- news, features, articles and disease information for the cattle industry


Composting Cattle Cuts Costs

25 November 2013

US - Composting livestock mortalities can be an efficient and inexpensive method of disposing of on-farm mortalities, Amanda Douridas, Champaign and Union Counties AgNR at Ohio State University Extension.

Rendering facilities are becoming harder to come by and so are landfills that accept mortalities, states Mrs Douridas.

Transportation costs are increasing as well. Composting offers a year round alternative that may be more cost effective than other disposal methods. Once the compost cycle is complete, the finished product can be land applied to the farm's fields as a nutrient resource.

To start composting livestock mortalities, one must complete a certification course taught by OSU Extension. This course teaches producers how to properly compost mortalities. It covers topics like where to place the compost site, how large of an area is needed, how to manage a pile to compost completely and efficiently, and the economics of composting mortalities compared to other disposal methods.

In the past, the only option for certification was to attend an in-person course that usually lasted around 2 hours. (Find three such opportunities around Ohio coming up next week listed in the Beef Team web Calendar.)
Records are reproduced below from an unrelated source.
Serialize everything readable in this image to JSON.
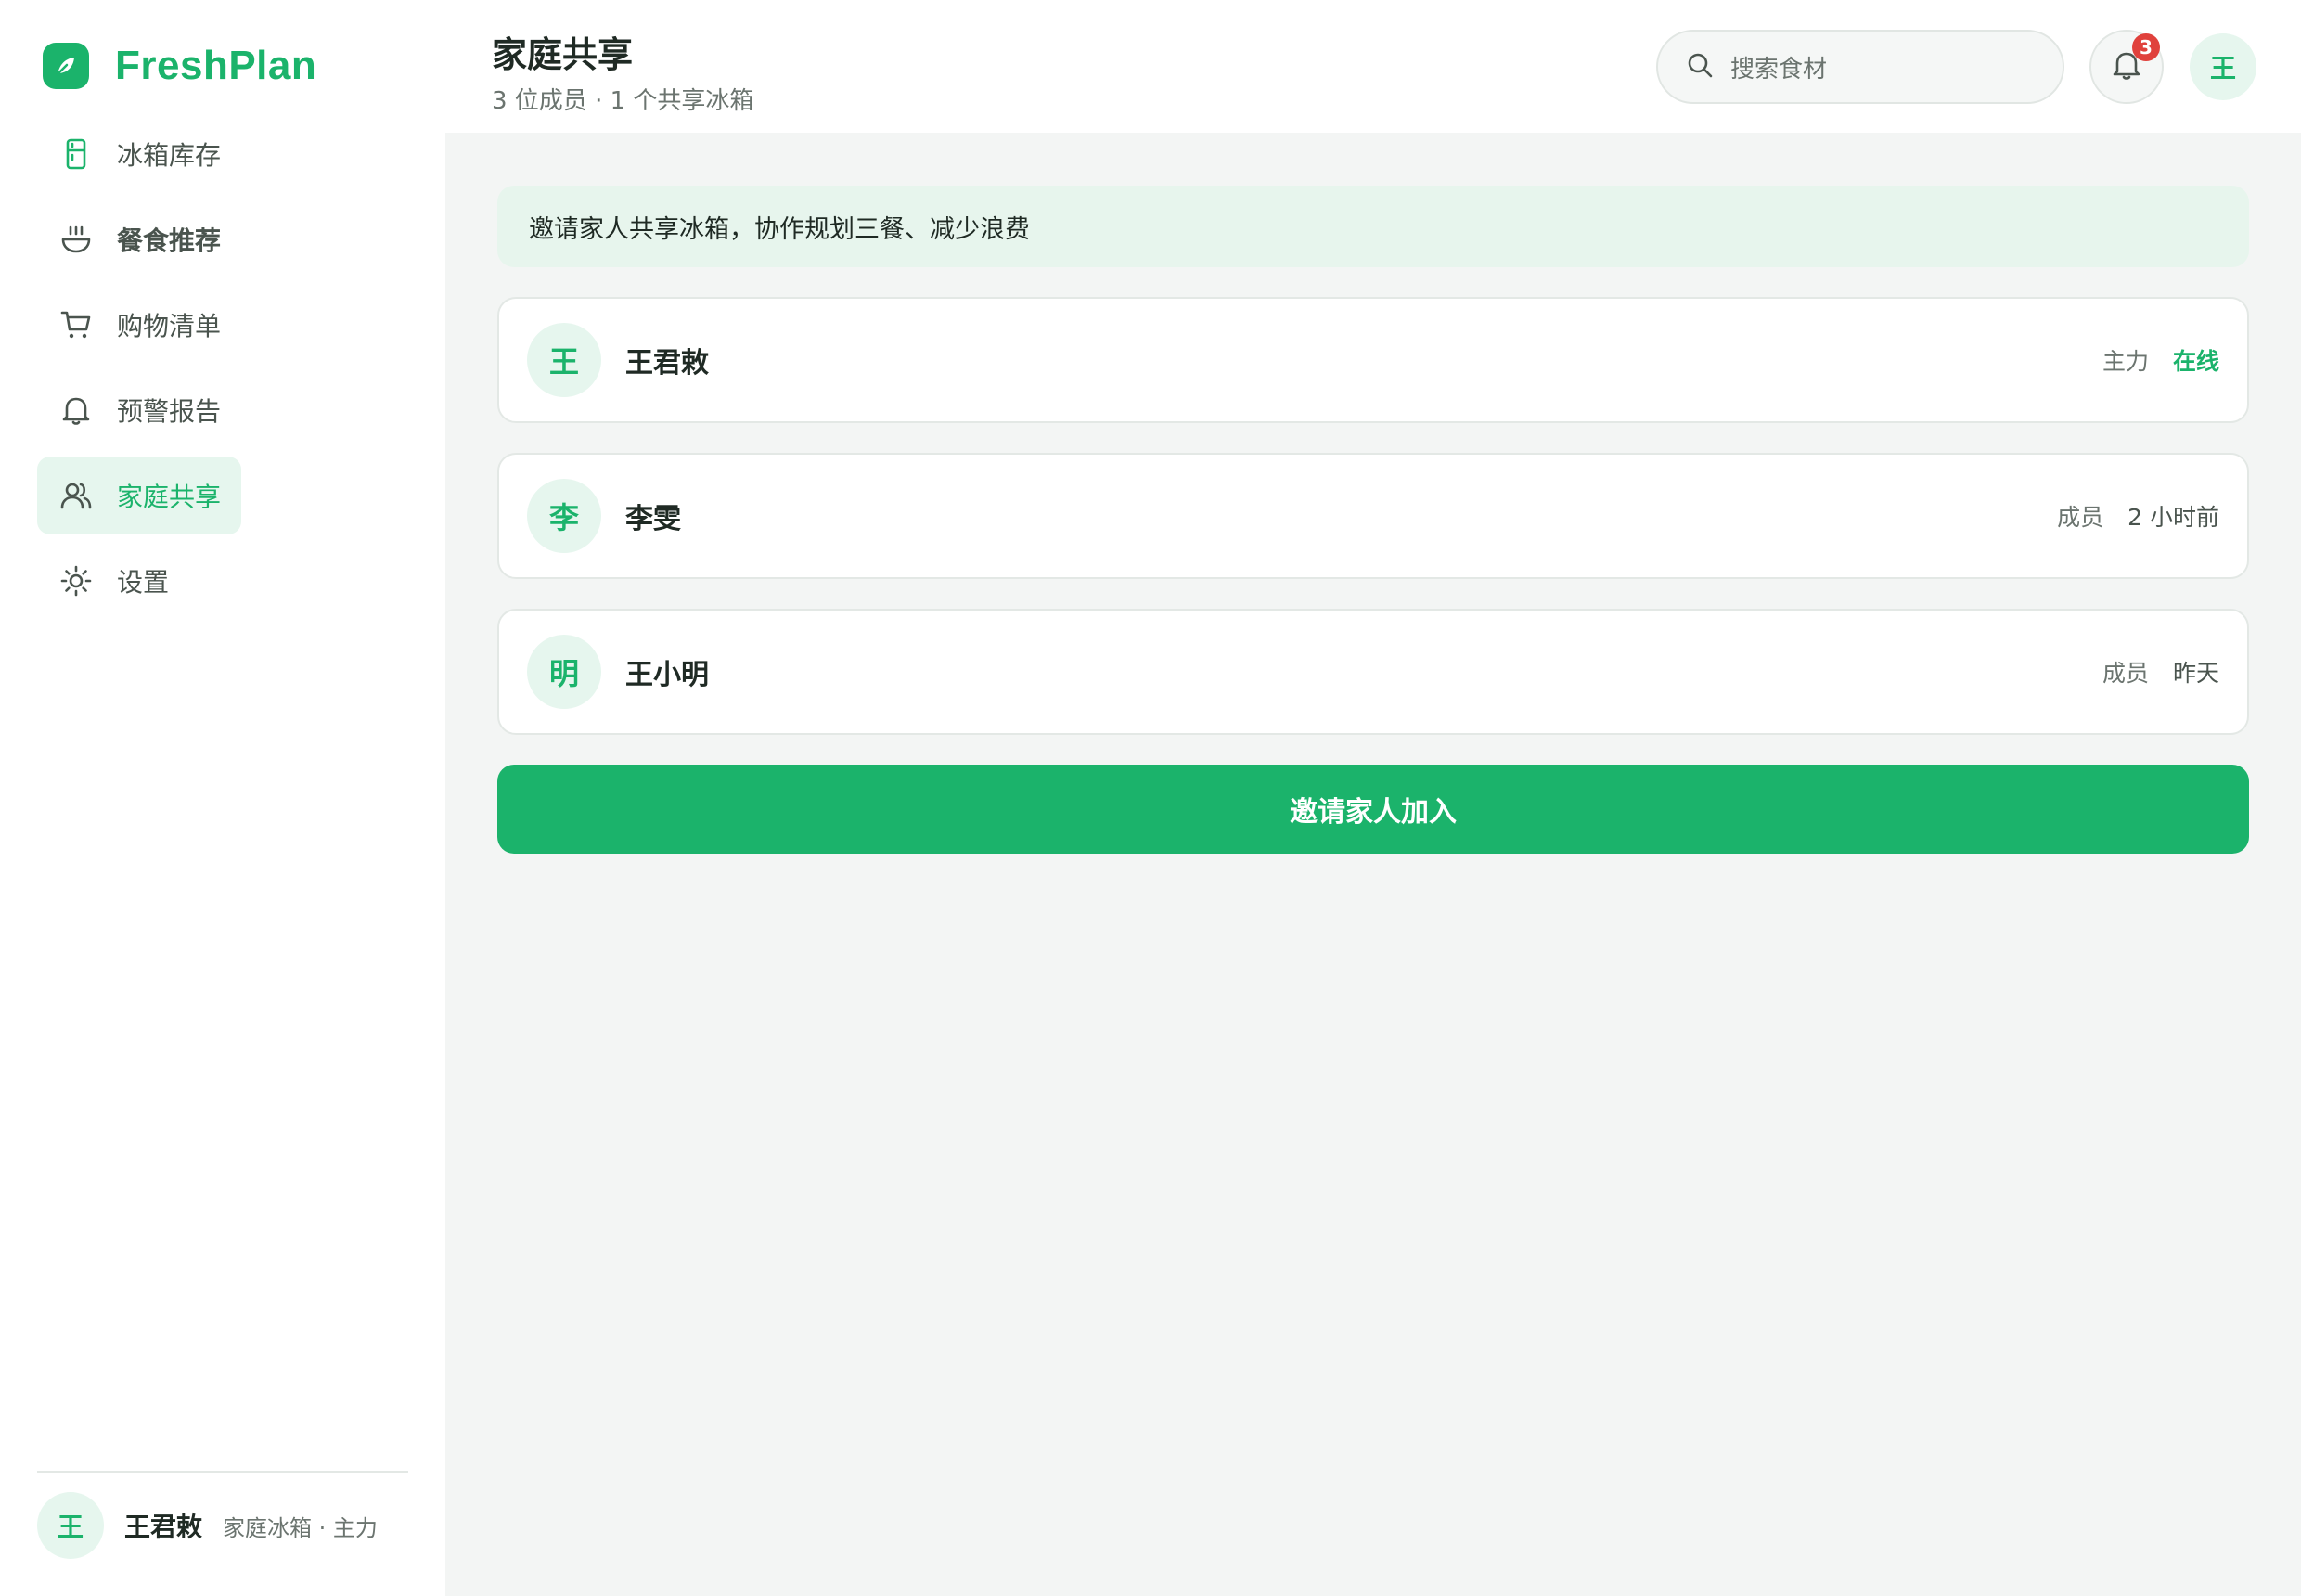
{
  "app": {
    "name": "FreshPlan",
    "brand_color": "#1bb36b"
  },
  "sidebar": {
    "items": [
      {
        "label": "冰箱库存",
        "icon": "fridge-icon"
      },
      {
        "label": "餐食推荐",
        "icon": "bowl-icon"
      },
      {
        "label": "购物清单",
        "icon": "cart-icon"
      },
      {
        "label": "预警报告",
        "icon": "bell-icon"
      },
      {
        "label": "家庭共享",
        "icon": "users-icon",
        "active": true
      },
      {
        "label": "设置",
        "icon": "sun-gear-icon"
      }
    ],
    "user": {
      "initial": "王",
      "name": "王君敕",
      "meta": "家庭冰箱 · 主力"
    }
  },
  "header": {
    "title": "家庭共享",
    "subtitle": "3 位成员 · 1 个共享冰箱",
    "search_placeholder": "搜索食材",
    "notification_count": "3",
    "avatar_initial": "王"
  },
  "banner": {
    "text": "邀请家人共享冰箱，协作规划三餐、减少浪费"
  },
  "members": [
    {
      "initial": "王",
      "name": "王君敕",
      "role": "主力",
      "status": "在线",
      "online": true
    },
    {
      "initial": "李",
      "name": "李雯",
      "role": "成员",
      "status": "2 小时前",
      "online": false
    },
    {
      "initial": "明",
      "name": "王小明",
      "role": "成员",
      "status": "昨天",
      "online": false
    }
  ],
  "invite_button": {
    "label": "邀请家人加入"
  }
}
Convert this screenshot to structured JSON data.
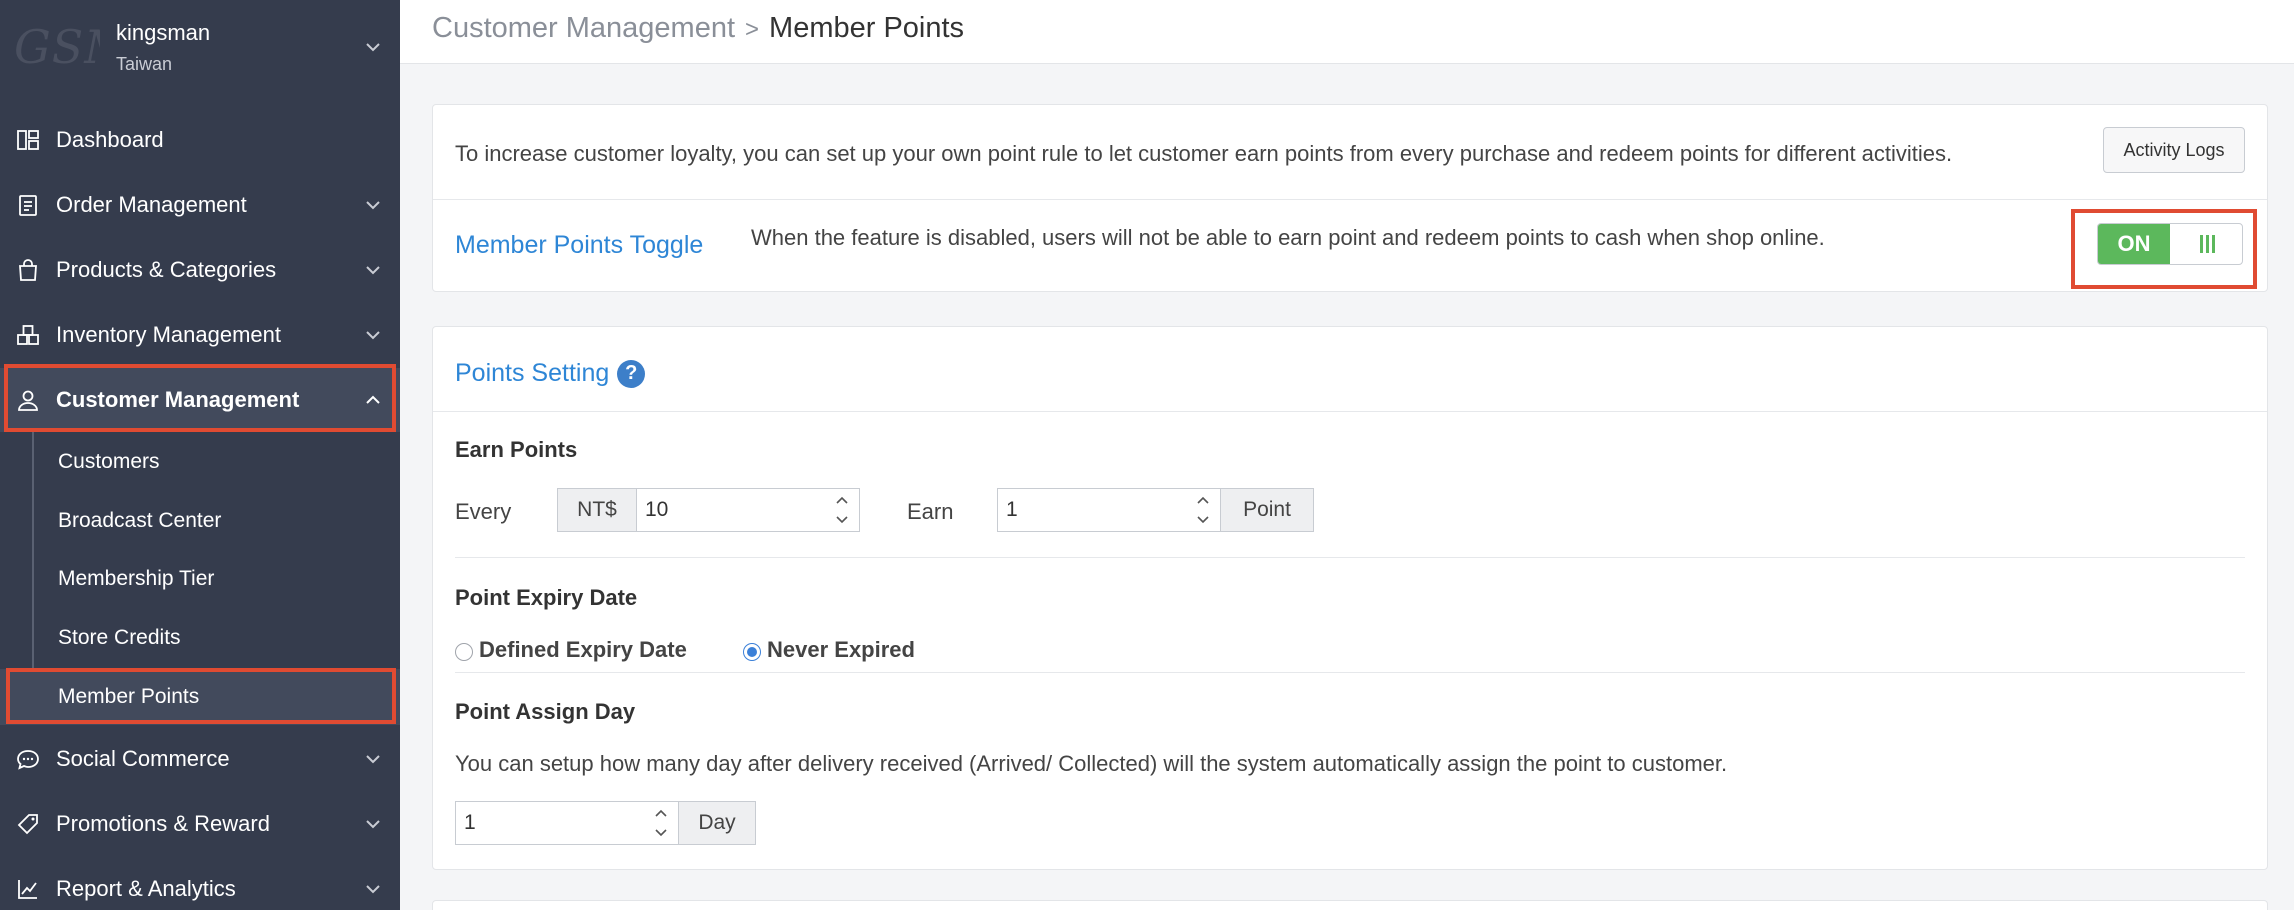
{
  "shop": {
    "logo_text": "GSM",
    "name": "kingsman",
    "region": "Taiwan"
  },
  "sidebar": {
    "items": [
      {
        "label": "Dashboard"
      },
      {
        "label": "Order Management"
      },
      {
        "label": "Products & Categories"
      },
      {
        "label": "Inventory Management"
      },
      {
        "label": "Customer Management"
      },
      {
        "label": "Social Commerce"
      },
      {
        "label": "Promotions & Reward"
      },
      {
        "label": "Report & Analytics"
      }
    ],
    "sub_items": [
      {
        "label": "Customers"
      },
      {
        "label": "Broadcast Center"
      },
      {
        "label": "Membership Tier"
      },
      {
        "label": "Store Credits"
      },
      {
        "label": "Member Points"
      }
    ]
  },
  "header": {
    "breadcrumb_parent": "Customer Management",
    "breadcrumb_current": "Member Points"
  },
  "intro": {
    "text": "To increase customer loyalty, you can set up your own point rule to let customer earn points from every purchase and redeem points for different activities.",
    "activity_logs_label": "Activity Logs"
  },
  "toggle": {
    "title": "Member Points Toggle",
    "description": "When the feature is disabled, users will not be able to earn point and redeem points to cash when shop online.",
    "state_label": "ON"
  },
  "points_setting": {
    "title": "Points Setting",
    "help_glyph": "?",
    "earn": {
      "title": "Earn Points",
      "every_label": "Every",
      "currency": "NT$",
      "amount": "10",
      "earn_label": "Earn",
      "points": "1",
      "point_unit": "Point"
    },
    "expiry": {
      "title": "Point Expiry Date",
      "option_defined": "Defined Expiry Date",
      "option_never": "Never Expired",
      "selected": "never"
    },
    "assign": {
      "title": "Point Assign Day",
      "description": "You can setup how many day after delivery received (Arrived/ Collected) will the system automatically assign the point to customer.",
      "days": "1",
      "day_unit": "Day"
    }
  },
  "colors": {
    "sidebar_bg": "#353c4d",
    "accent_blue": "#2e86d6",
    "toggle_green": "#5cb85c",
    "highlight_red": "#e04b32"
  }
}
This worked well for the initial surge of participants when it was created over 15 years ago. But, now that many have become certified (over 4,400), the trainings are becoming more infrequent throughout the state. These courses are still available but are offered on an as needed basis, so producers may need to wait a few months before one is offered in the state.

Online Course: Due to the sporadic demand for this course, we have created an online course that Ohio farmers are able take when they have time and at a pace that is right for them. The same material is covered and a short quiz is used to test their understanding of the composting process.

To enroll in the online course, participants go to and click on the "Agriculture & Animals" category. The course title, "Mortality Composting," with Amanda Meddles listed as the teacher is found towards the bottom of the page. The course fee is $17 and can be paid online at the time of enrollment.

Once enrolled, students can begin watching the lessons. There are 8 lessons that match the 8 chapters in the Mortality Composting manual. The total time needed to view all 8 lessons is 3 hours. The lessons can be view in one sitting or spread out over several days. Each lesson is a PowerPoint presentation with the presenter's voice recorded over it.

Once participants have viewed all of the lessons and feel comfortable with the material, they will be required to achieve an 80 per cent score on the 25-question, multiple choice quiz. Participants have three opportunities to pass the quiz.

A 24-hour window between attempts allows for ample time to review the materials. Questions are randomly chosen from a bank of 70 questions so some variation in each quiz attempt will occur. Upon passing the quiz, a certificate will be created with the student's name on it. This should be printed and kept for proof of successful completion.

The online mortality composting certification course is a convenient way for Ohio farmers to learn how to properly compost mortalities in an efficient, economical and sustainable way.

TheCattleSite News Desk

Our Sponsors


Seasonal Picks

Charismatic Cows and Beefcake Bulls